Mathieu Valade – Cubic Units
4 March–2 April 2011 in the Main Space
Artist Talk Saturday 5 March at 2:00 PM
Montreal artist Mathieu Valade's one hundred mirrored cubes present a personal an poetic look at the legacy of minimalism. The identical-in-appearance cubes arranged in symmetrical patterns differentiate themselves with animated effects, transforming similarity into difference. The effect is complicated by the cubes' mirrored surfaces which both defeat and amplify this differentiation in repetition.
Image: Mathieu Valade, "Monumental Toc"
How Sculpture is Performed:
Humble Suggestions For Viewing Cubic Units
Monograph essay by Victoria Stanton
I’m sitting at my computer reading past articles about Mathieu Valade’s work, before setting off to meet him for the first time at a café around the corner from my house. He is visiting Montreal from Chicoutimi, where he is currently professor of fine arts, teaching sculpture. I can imagine he has a busy schedule while briefly in town, but has made a point of getting together to talk—about his new installation at Latitude 53.
Invited, as I was, to reflect in writing on his practice, and more specifically on his new piece, Cubic Units, I considered the interest that I may have in exploring sculpture. You see, anyone who knows me knows how impassioned I am about performance. So I found myself intrigued, and delighted, to have been invited to write about Valade’s sculptural practice.
What does Mathieu Valade’s sculpture have to do with performance?
In 2000, Los Angeles-based sculptor Evan Holloway made a piece called “Wildly Painted Warped Lumber (#2).” In 2009 I read about it in the keenly insightful book, Perform, by Jens Hoffman and Joan Jonas. The piece is described in the second section of this set of short essays, titled “Performing the Object.” According to the authors, the particularity of this piece, as related to the ensemble of the artist’s practice, is its relationship to the viewer: “The works often turn out to be triggers for actions executed by the viewers who come into contact with them.” This, in turn, results in the spectator “(per)forming a second stage of sculpture.”
So in other words, it is the viewer’s body that enters into contact with the work, in order to complete the work. It is through the effort of the viewer, and the exertion of the body—to crouch, to bend, to arch, to search—that the art is received. Made to engage directly, it is through the viewer’s experience of the work that the work is fully revealed.
A description which seems uncannily fitting for Mathieu Valade.
Sitting with Valade, chatting over beers (the café was too crowded), getting a virtual tour of the last six years of his projects, he repeatedly articulates notions of his sculpture with overt references to the viewer (or visitor, as he prefers) stating the importance of this embodied presence to essentially resolve the work.
“I’m totally aware that I am asking a lot of the visitor,” claims Valade. “With my work, you have to take the time to enter into it: to arrive, open your eyes, and be curious. It is absolutely an investment.”

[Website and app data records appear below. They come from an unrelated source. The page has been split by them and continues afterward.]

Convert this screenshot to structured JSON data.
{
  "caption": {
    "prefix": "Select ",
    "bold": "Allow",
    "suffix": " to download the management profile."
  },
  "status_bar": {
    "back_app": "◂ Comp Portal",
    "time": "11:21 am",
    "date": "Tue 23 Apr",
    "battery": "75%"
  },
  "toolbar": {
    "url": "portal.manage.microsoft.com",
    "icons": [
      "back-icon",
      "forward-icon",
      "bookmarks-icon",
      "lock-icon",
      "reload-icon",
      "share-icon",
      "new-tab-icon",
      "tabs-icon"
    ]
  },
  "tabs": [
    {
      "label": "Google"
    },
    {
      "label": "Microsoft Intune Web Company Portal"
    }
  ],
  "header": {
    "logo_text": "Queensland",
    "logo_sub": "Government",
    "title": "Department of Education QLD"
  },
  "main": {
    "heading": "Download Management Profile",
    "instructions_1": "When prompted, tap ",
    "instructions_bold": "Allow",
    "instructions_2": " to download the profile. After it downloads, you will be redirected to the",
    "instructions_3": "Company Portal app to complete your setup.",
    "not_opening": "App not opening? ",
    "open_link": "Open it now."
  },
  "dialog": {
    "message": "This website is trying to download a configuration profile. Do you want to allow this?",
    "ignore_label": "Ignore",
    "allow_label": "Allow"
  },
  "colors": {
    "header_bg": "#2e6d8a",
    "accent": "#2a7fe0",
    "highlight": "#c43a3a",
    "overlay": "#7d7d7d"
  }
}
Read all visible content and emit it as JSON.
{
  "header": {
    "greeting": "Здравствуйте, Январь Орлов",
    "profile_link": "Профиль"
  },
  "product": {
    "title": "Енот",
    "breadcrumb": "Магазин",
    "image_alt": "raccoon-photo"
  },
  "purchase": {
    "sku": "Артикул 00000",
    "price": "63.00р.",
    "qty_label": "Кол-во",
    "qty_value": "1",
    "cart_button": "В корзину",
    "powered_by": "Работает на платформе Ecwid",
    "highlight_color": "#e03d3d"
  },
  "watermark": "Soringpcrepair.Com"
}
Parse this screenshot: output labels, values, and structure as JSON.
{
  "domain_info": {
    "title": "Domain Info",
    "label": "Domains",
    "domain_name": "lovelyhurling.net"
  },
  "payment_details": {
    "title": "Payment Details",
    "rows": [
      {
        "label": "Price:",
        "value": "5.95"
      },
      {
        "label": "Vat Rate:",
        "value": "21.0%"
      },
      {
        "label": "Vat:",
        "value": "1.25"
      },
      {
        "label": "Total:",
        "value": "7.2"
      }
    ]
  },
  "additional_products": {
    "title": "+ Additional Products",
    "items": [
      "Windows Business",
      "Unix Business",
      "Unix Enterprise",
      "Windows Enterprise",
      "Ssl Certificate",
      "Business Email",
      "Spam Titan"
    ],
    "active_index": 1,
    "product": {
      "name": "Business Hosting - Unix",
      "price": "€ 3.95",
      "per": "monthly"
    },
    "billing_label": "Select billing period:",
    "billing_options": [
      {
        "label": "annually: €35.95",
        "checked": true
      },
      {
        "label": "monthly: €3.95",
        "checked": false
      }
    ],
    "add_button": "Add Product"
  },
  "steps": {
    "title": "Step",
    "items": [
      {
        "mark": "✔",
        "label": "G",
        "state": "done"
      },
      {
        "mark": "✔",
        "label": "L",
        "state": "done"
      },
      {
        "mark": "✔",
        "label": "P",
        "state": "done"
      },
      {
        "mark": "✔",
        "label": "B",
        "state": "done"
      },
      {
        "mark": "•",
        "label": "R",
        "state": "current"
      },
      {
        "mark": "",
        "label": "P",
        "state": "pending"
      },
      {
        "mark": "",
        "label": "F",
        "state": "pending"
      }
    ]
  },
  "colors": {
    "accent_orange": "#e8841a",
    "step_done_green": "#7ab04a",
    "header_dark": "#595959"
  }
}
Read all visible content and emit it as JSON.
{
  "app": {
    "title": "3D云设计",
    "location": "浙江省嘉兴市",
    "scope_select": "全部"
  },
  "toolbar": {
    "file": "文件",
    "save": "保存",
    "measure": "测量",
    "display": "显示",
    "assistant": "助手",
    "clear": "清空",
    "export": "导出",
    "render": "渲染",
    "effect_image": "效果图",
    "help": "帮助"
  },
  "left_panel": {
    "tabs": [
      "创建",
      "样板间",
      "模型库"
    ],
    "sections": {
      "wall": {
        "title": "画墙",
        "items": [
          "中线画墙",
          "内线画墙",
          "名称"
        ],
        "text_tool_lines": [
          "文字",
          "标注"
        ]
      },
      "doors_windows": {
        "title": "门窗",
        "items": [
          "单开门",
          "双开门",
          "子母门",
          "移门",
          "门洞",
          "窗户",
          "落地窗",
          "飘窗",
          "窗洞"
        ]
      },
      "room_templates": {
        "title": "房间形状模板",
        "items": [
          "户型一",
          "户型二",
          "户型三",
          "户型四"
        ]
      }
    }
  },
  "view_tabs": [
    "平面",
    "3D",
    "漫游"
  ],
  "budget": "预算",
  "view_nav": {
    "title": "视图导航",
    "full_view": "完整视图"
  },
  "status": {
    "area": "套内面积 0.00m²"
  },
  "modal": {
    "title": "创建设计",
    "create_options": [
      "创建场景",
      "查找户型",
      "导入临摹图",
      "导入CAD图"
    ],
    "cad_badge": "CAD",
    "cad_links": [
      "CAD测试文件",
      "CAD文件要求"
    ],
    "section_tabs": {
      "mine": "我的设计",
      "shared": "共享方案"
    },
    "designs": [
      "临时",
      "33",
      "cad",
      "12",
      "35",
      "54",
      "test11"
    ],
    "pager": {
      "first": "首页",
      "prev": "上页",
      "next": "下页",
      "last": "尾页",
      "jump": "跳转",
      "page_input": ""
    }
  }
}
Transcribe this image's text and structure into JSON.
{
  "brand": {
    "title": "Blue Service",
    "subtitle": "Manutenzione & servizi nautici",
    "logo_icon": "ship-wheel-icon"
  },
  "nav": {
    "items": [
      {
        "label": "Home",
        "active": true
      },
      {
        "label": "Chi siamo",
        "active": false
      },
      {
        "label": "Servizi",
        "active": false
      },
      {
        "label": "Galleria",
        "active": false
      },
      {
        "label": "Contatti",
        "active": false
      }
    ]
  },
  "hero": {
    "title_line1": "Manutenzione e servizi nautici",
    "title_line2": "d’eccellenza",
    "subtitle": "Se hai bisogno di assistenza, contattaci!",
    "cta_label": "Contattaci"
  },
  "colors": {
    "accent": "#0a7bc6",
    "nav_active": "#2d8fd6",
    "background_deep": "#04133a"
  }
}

The significance of the space in which the work is found is also a crucial component with many pieces proposing a conceptual kind of “hide-and-seek.” Parts are camouflaged, sections are concealed, and the inquisitiveness of the visitor is rewarded through a revelatory “Ah-ha!” moment. An “OK, I get it!” that acts like a faint and delicate (yet highly satisfying) punch line.
This inherent humour (or lame joke, as Valade calls it) paradoxically proposes a kind of failure, as he considers the quality of “anti-monument” also at play—large-scale pieces that subvert the accepted conventions of a monument’s function. Not so much work imposing itself onto, or into, a space but the space being negotiated through the performative presence of the work. So it’s a positive failure, and is the strength of Valade’s installations, which in effect create an almost tangible dialogue simultaneously with the space and with the spectator. As Valade puts it: “It is sculpture as event.”
And we come full circle, as the function of this “failure” (or lame joke) is what, ultimately, fulfills the piece. The visitor performs the object while the work performs the space.
And this is how sculpture is performed.
Of course the irony is not lost on me that I am describing something I’ve not actually, physically (with my own body) encountered. Not seen, but gleaned through the magic of virtual space (i.e.: excellent documentation) and of course, convivial conversation. But you, dear reader, are standing at the threshold of Cubic Units. So I invite you, as visitor, to consider the space around you, and your body in it, in direct contact with the experience of the sculptural installation performing before you.
— Victoria Stanton
Performance artist, video-maker, and published writer, Victoria Stanton has presented actions, exhibitions, and videos in Canada, the U.S., Europe, the U.K., Australia and Japan. She co-authored Impure: Reinventing the Word (conundrum press, 2001), with Vincent Tinguely and is currently working on a book with the TouVA Collective (Anne Bérubé, Sylvie Tourangeau and Stanton) on the practice of performance within a Canadian/Québecois context.